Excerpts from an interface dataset
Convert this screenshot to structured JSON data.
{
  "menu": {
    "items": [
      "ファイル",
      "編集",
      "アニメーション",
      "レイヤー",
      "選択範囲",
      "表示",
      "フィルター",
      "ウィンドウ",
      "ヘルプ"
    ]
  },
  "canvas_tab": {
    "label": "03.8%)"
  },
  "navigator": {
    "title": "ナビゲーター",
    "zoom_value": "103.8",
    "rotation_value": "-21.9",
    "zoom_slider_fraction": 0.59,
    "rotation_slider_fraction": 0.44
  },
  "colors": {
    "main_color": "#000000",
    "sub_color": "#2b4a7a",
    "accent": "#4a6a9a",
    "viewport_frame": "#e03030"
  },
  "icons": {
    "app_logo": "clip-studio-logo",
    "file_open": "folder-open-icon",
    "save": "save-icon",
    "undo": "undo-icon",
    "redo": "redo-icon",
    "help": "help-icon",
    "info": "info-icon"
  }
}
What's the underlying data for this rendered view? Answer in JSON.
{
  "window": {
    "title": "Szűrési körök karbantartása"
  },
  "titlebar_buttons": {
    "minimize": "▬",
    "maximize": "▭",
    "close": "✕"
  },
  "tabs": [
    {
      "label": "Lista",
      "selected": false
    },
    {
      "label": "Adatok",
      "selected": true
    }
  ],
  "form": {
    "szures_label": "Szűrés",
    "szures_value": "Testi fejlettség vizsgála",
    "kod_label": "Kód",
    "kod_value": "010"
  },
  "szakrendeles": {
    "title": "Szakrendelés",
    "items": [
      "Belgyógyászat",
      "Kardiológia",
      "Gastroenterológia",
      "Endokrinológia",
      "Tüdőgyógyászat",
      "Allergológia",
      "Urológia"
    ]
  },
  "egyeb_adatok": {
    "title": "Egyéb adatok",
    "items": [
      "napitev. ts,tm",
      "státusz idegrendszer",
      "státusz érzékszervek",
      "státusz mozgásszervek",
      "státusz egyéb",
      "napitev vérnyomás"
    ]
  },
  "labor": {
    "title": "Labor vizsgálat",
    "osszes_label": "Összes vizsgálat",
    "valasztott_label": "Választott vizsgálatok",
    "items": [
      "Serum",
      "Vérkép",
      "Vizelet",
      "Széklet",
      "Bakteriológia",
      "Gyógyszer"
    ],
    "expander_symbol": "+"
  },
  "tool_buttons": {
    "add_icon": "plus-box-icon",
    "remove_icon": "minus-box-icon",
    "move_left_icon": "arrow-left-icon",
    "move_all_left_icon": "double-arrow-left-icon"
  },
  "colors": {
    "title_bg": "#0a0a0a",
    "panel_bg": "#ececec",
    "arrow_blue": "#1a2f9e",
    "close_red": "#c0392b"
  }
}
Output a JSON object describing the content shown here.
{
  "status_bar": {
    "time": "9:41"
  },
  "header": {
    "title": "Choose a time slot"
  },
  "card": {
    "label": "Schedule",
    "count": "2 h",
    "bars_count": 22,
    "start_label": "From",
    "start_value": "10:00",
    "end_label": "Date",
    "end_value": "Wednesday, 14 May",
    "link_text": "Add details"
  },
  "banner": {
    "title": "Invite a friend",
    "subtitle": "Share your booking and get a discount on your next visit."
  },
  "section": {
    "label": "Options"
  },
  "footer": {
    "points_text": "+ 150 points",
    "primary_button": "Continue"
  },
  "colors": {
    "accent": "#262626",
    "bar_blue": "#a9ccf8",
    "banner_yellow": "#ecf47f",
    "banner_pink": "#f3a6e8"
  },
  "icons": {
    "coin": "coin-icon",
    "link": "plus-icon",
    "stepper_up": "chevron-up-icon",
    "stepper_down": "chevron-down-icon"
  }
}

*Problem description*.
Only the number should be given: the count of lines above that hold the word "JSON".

*Answer area*.
3